# [WHAT YOU NEED TO DO]
Which lines below contain "Clientes"? Pull them out.

= Beginning of Section =

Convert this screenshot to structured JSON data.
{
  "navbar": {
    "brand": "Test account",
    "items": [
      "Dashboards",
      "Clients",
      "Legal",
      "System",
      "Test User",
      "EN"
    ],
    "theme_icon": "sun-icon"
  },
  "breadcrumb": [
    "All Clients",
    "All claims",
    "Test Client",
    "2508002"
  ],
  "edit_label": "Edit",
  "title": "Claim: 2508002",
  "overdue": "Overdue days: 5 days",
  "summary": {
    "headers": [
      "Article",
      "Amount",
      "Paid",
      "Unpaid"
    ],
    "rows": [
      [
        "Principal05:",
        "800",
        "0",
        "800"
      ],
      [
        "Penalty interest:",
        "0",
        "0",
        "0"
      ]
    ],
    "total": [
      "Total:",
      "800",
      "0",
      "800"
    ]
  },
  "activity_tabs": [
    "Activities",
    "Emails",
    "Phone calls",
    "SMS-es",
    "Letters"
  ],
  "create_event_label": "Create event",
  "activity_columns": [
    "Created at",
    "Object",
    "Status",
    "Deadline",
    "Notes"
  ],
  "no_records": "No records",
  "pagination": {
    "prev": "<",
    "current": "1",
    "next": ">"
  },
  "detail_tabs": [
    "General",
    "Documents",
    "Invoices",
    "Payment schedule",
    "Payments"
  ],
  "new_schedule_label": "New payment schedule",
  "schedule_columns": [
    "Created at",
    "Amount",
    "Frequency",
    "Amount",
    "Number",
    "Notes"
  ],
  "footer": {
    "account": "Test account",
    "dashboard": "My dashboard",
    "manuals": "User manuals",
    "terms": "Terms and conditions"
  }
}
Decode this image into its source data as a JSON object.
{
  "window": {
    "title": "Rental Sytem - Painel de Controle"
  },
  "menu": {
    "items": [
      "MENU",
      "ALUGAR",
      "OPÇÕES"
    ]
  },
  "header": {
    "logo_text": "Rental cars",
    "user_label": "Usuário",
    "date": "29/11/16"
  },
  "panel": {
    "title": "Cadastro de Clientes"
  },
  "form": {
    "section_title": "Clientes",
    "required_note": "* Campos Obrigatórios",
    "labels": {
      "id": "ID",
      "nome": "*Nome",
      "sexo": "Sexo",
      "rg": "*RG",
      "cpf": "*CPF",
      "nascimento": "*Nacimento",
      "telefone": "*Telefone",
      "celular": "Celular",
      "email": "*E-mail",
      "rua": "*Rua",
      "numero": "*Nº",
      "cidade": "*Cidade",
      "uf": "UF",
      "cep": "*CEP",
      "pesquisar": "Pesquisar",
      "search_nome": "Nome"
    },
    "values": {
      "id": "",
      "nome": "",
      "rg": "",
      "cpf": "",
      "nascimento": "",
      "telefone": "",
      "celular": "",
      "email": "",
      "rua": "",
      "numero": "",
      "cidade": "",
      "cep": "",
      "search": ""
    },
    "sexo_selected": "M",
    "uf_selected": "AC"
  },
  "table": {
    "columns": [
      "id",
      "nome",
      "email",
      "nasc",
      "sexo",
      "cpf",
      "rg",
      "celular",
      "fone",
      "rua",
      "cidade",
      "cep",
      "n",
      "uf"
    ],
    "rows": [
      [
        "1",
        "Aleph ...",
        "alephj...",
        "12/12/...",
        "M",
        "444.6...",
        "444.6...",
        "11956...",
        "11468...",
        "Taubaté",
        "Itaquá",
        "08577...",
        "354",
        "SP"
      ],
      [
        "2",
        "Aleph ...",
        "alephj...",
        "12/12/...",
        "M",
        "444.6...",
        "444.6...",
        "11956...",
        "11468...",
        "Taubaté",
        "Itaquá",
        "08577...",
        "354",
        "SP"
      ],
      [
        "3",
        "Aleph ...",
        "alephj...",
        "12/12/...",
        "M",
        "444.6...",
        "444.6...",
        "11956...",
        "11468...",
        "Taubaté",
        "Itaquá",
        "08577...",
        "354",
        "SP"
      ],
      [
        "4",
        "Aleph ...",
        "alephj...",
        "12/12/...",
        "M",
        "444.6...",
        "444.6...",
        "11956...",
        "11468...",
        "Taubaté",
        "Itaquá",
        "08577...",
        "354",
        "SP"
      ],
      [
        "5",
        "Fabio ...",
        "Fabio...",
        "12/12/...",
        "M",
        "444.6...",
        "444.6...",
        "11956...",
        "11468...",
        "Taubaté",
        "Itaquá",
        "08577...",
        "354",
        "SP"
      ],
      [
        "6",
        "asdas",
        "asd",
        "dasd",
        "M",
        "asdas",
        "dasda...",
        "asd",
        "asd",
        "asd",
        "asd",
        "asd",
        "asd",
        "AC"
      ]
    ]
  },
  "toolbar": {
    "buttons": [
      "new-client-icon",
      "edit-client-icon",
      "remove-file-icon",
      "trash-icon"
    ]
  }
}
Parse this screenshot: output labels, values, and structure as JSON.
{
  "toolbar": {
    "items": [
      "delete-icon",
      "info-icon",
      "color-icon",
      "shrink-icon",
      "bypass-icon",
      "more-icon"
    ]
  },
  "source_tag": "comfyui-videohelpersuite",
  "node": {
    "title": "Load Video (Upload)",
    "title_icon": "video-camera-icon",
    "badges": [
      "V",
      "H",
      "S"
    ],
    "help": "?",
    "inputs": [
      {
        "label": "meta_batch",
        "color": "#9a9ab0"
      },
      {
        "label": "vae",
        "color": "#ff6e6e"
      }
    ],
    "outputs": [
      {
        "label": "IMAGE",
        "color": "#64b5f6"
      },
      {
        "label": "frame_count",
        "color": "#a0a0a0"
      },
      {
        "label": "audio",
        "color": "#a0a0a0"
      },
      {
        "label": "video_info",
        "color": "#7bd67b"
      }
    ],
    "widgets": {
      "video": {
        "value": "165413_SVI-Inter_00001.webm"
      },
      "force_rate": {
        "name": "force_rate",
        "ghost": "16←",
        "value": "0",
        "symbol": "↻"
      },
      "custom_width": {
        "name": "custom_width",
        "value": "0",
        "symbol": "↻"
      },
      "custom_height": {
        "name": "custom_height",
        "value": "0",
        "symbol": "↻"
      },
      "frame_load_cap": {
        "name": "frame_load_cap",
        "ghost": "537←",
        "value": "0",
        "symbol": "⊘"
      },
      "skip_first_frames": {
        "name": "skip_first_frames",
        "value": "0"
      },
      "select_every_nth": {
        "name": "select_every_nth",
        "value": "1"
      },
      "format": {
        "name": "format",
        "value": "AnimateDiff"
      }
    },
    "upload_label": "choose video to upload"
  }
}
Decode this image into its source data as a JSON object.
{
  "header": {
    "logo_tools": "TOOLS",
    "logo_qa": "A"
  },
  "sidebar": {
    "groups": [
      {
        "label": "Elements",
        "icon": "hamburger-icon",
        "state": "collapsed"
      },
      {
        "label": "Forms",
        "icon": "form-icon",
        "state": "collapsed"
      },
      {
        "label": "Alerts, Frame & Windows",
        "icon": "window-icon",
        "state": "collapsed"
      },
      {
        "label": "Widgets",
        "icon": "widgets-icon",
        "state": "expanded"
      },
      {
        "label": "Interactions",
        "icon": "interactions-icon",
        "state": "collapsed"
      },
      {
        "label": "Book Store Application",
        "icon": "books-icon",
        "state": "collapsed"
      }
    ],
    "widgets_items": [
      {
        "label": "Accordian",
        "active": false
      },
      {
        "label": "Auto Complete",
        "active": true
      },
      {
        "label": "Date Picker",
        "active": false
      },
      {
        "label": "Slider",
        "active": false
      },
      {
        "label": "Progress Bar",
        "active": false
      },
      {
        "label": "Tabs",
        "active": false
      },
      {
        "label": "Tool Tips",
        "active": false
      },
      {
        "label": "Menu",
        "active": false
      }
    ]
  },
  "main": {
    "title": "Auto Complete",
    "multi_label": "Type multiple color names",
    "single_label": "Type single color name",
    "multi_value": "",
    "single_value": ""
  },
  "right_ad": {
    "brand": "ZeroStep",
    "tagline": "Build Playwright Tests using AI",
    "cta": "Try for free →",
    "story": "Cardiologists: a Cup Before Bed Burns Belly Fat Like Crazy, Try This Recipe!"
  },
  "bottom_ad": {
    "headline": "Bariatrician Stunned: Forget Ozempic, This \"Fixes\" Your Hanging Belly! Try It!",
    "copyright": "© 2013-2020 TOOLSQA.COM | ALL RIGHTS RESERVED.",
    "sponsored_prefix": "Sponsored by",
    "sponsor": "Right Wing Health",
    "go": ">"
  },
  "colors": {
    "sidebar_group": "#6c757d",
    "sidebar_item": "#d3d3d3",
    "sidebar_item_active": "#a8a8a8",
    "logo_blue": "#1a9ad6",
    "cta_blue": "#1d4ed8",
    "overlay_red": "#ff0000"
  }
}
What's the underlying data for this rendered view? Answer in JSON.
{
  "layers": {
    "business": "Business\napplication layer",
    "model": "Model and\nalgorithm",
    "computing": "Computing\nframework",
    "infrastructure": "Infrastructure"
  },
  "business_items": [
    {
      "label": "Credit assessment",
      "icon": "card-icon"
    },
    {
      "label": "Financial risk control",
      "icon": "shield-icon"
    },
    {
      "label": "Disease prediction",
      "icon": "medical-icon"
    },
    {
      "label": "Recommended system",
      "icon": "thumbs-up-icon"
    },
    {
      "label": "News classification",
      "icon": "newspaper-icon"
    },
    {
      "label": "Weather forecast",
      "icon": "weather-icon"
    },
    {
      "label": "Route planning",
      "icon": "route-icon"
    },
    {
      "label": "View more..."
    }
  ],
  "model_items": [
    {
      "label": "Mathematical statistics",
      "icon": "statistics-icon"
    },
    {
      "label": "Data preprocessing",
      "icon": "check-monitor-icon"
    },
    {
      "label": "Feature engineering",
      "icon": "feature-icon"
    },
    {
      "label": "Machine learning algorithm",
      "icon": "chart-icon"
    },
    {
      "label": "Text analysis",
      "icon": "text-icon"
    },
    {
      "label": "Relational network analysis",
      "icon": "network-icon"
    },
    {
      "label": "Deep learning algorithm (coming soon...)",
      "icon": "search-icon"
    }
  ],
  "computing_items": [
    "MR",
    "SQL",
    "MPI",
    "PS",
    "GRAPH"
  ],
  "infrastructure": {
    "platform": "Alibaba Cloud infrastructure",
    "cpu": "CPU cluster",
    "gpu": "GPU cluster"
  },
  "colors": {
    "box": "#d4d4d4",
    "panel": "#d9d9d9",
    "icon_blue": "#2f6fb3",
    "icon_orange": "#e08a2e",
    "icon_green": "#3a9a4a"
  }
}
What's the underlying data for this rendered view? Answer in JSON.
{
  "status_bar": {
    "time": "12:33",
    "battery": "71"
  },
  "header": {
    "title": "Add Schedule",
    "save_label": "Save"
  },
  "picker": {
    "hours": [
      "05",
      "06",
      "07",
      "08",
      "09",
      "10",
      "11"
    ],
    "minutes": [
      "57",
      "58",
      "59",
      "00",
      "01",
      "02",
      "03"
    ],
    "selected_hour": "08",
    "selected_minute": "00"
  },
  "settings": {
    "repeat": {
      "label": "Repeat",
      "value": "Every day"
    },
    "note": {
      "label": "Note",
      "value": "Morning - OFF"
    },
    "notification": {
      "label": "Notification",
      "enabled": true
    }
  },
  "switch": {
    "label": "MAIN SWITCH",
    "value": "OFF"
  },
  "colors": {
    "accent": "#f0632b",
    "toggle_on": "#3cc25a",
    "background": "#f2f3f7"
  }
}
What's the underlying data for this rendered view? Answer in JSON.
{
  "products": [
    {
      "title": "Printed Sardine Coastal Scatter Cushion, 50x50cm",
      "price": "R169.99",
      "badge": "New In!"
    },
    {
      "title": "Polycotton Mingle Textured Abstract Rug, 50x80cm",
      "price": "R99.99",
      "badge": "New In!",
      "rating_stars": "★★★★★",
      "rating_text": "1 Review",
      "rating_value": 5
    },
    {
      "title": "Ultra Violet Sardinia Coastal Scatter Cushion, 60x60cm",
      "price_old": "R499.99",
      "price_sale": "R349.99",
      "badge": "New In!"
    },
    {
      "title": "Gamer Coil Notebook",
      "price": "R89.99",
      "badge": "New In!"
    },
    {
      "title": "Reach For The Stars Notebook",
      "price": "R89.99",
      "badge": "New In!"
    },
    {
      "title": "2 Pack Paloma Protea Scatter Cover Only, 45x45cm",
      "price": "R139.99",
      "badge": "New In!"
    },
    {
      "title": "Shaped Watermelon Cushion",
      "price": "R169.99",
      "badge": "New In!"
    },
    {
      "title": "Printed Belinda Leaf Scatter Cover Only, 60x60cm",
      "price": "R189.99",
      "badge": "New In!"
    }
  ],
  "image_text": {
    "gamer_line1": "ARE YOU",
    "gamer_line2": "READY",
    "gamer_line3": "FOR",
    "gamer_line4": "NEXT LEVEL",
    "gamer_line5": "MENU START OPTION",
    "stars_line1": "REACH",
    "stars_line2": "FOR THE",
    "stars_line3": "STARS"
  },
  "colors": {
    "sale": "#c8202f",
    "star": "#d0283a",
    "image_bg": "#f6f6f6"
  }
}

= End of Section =

# [RESPONSE BELOW]
    "title": "Cadastro de Clientes"
    "section_title": "Clientes",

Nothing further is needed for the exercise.